“It was the ugliest house on the street — but we could see the potential” explains architect Adrian Gracia. It was largely the location that attracted Adrian and his wife Glenda to the frayed-around-the-edges 1950s house on a classic rectangular plot in the affluent Cardiff suburb of Penarth. With large gardens front and rear, it oozed promise and immediately Adrian saw scope for a contemporary-style scheme that would transform the building from one of the worst homes in the area to one of the most talked about.
Upon purchasing the house, Adrian set about creating a major extension and remodelling scheme that would result in a home almost completely unrecognisable, incorporating a side and rear extension, a completely new internal layout and a fresh façade with new window positions and cladding. The planners loved it, and work commenced with main contractor Town &?Counties Construction.
Both inside and out, the transformation is astonishing. Every internal wall has been opened up and some of the first floor has been removed to create a dazzling open entrance hall. Oversized door openings tempt you into a kitchen/dining space, overlooking the newly landscaped garden, and flow into another sitting area. “It’s this space we use most of the time,” says Glenda. Adrian’s architectural experience really shows itself here, with this newly extended part of the rear of the house benefiting from clever roof glazing panels that sit simply, horizontally against the flat roof structure, bringing in diffused vertical light.
In addition to the rear and side extensions, Adrian designed in a modest – 1.5m or so – two storey extension to the front of the house, breaking up the flat frontage. It adds interest to the front elevation but the reason for its addition was much more specific — the wraparound corner windows bring in ample light to the ground floor TV room, while the bedroom above now has a sea view.
Adrian and Glenda’s interiors are kitted out with high-quality, well-fitted materials, from the porcelain flooring to the sleek Häcker kitchen, whilst the feeling of light and life they create is actually pretty invigorating – it’s the kind of minimalism that isn’t too prescriptive or sterile.

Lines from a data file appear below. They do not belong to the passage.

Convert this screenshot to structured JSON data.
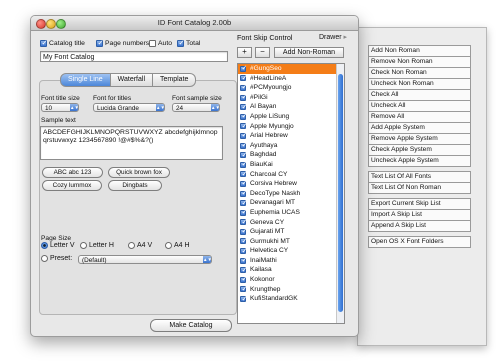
{
  "window": {
    "title": "ID Font Catalog 2.00b"
  },
  "top_options": {
    "catalog_title": {
      "label": "Catalog title",
      "checked": true
    },
    "page_numbers": {
      "label": "Page numbers",
      "checked": true
    },
    "auto": {
      "label": "Auto",
      "checked": false
    },
    "total": {
      "label": "Total",
      "checked": true
    },
    "title_value": "My Font Catalog"
  },
  "tabs": [
    "Single Line",
    "Waterfall",
    "Template"
  ],
  "settings": {
    "font_title_size_label": "Font title size",
    "font_title_size_value": "10",
    "font_for_titles_label": "Font for titles",
    "font_for_titles_value": "Lucida Grande",
    "font_sample_size_label": "Font sample size",
    "font_sample_size_value": "24",
    "sample_text_label": "Sample text",
    "sample_text": "ABCDEFGHIJKLMNOPQRSTUVWXYZ abcdefghijklmnopqrstuvwxyz 1234567890 !@#$%&?()",
    "presets": [
      "ABC abc 123",
      "Quick brown fox",
      "Cozy lummox",
      "Dingbats"
    ],
    "page_size_label": "Page Size",
    "page_sizes": [
      "Letter V",
      "Letter H",
      "A4 V",
      "A4 H"
    ],
    "selected_page_size": "Letter V",
    "preset_label": "Preset:",
    "preset_value": "(Default)"
  },
  "make_catalog": "Make Catalog",
  "skip_control": {
    "title": "Font Skip Control",
    "drawer_label": "Drawer",
    "add_label": "+",
    "remove_label": "−",
    "add_non_roman": "Add Non-Roman",
    "fonts": [
      "#GungSeo",
      "#HeadLineA",
      "#PCMyoungjo",
      "#PilGi",
      "Al Bayan",
      "Apple LiSung",
      "Apple Myungjo",
      "Arial Hebrew",
      "Ayuthaya",
      "Baghdad",
      "BiauKai",
      "Charcoal CY",
      "Corsiva Hebrew",
      "DecoType Naskh",
      "Devanagari MT",
      "Euphemia UCAS",
      "Geneva CY",
      "Gujarati MT",
      "Gurmukhi MT",
      "Helvetica CY",
      "InaiMathi",
      "Kailasa",
      "Kokonor",
      "Krungthep",
      "KufiStandardGK"
    ]
  },
  "drawer": {
    "group1": [
      "Add Non Roman",
      "Remove Non Roman",
      "Check Non Roman",
      "Uncheck Non Roman",
      "Check All",
      "Uncheck All",
      "Remove All",
      "Add Apple System",
      "Remove Apple System",
      "Check Apple System",
      "Uncheck Apple System"
    ],
    "group2": [
      "Text List Of All Fonts",
      "Text List Of Non Roman"
    ],
    "group3": [
      "Export Current Skip List",
      "Import A Skip List",
      "Append A Skip List"
    ],
    "group4": [
      "Open OS X Font Folders"
    ]
  }
}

So with all this remodelling and extension work, surely knocking it down and starting all over again would have been a sensible option? “With hindsight it certainly would have been easier,” admits Adrian. “But we were dead against knocking it down. I felt that the existing house had plenty of embodied energy and to simply chuck all the materials out and start again wouldn’t have felt right. As it turned out, we were able to use the skeleton of the structure and on balance the costs would have been similar if we’d rebuilt, taking the VAT saving for new build into account.”